In the 1930s, Alfa Romeo still didn’t produce their own bodyworks, but they bought them in: In the case of the 6C 1750 GS, the body came from the coachbuilder Zagato. The four metr long car had two spare wheels that were stowed in a rear well. In the event of bad weather, a textile top offered emergency cover for protection against rain. A striking feature of this car was the removable red plastic covers on the three headlights, which were intended to improve the aerodynamics of the vehicle.

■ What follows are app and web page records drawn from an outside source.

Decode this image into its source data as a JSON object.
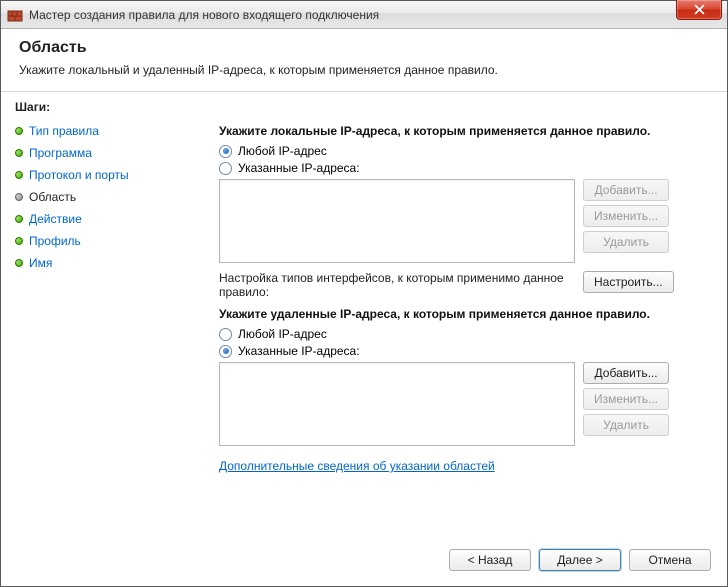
{
  "window": {
    "title": "Мастер создания правила для нового входящего подключения"
  },
  "header": {
    "title": "Область",
    "subtitle": "Укажите локальный и удаленный IP-адреса, к которым применяется данное правило."
  },
  "sidebar": {
    "title": "Шаги:",
    "steps": [
      {
        "label": "Тип правила",
        "current": false
      },
      {
        "label": "Программа",
        "current": false
      },
      {
        "label": "Протокол и порты",
        "current": false
      },
      {
        "label": "Область",
        "current": true
      },
      {
        "label": "Действие",
        "current": false
      },
      {
        "label": "Профиль",
        "current": false
      },
      {
        "label": "Имя",
        "current": false
      }
    ]
  },
  "content": {
    "local": {
      "heading": "Укажите локальные IP-адреса, к которым применяется данное правило.",
      "radio_any": "Любой IP-адрес",
      "radio_specific": "Указанные IP-адреса:",
      "selected": "any",
      "add": "Добавить...",
      "edit": "Изменить...",
      "remove": "Удалить"
    },
    "iface": {
      "text": "Настройка типов интерфейсов, к которым применимо данное правило:",
      "button": "Настроить..."
    },
    "remote": {
      "heading": "Укажите удаленные IP-адреса, к которым применяется данное правило.",
      "radio_any": "Любой IP-адрес",
      "radio_specific": "Указанные IP-адреса:",
      "selected": "specific",
      "add": "Добавить...",
      "edit": "Изменить...",
      "remove": "Удалить"
    },
    "more_link": "Дополнительные сведения об указании областей"
  },
  "footer": {
    "back": "< Назад",
    "next": "Далее >",
    "cancel": "Отмена"
  }
}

The 1750 GS was powered by a 6-cylinder in-line engine that Vitorio Jano, the brilliant chief engineer of Alfa Romeo, had developed. It generated a remarkable 85 hp at 4500 rpm. Several factory race cars had their cylinder heads welded (testa fissa) so that they could rev up to 5000 rpm, yielding a magnificent output of 102 hp. Whether equipped with 85 or 102 hp, the Gran Sport excelled.
Owing to a low total weight of 920 kg and a reduced wheelbase of 2745 mm that improved its handling dramadically, the Gran Sport became the most famous Alfa Romeo of the time. Numerous important victories all over Europe, as in the 1930 and 1931 Mille Miglia and the wet race of the Irish Tourist Trophy -- to name just a few -- made it the undisputed dominator of that racing era. Only the rigorous endurance race of the 24 Hours of Le Mans proved to be too much for the 6C 1750 GS.
Alfa Romeo 6C 1750 GS 1930